*Data for review*
· · · ·

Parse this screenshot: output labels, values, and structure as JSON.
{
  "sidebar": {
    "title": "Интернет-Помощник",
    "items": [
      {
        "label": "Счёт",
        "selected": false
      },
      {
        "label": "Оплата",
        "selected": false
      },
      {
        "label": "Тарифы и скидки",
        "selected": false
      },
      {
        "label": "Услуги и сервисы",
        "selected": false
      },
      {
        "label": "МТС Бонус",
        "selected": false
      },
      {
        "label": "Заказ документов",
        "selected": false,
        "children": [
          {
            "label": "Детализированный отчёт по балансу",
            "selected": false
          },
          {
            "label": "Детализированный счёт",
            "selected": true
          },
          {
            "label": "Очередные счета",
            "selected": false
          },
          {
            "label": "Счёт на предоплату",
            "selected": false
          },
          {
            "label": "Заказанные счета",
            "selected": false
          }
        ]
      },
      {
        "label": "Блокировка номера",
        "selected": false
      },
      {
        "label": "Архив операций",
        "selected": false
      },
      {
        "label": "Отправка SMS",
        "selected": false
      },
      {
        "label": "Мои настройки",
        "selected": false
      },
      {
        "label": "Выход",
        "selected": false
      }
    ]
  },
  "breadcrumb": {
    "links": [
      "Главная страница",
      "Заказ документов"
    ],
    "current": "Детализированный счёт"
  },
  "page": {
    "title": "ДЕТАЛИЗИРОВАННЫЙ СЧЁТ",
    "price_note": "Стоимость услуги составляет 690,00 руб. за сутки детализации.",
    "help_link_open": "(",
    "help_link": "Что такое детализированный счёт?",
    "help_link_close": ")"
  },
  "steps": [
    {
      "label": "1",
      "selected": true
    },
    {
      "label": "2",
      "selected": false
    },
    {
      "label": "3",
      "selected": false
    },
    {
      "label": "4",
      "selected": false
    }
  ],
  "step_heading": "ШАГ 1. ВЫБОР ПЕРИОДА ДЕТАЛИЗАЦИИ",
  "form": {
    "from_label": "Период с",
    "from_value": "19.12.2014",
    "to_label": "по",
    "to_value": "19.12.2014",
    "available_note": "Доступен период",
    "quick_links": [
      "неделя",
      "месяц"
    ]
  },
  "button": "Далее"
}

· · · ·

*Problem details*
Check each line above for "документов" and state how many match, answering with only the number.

*Completed task*
2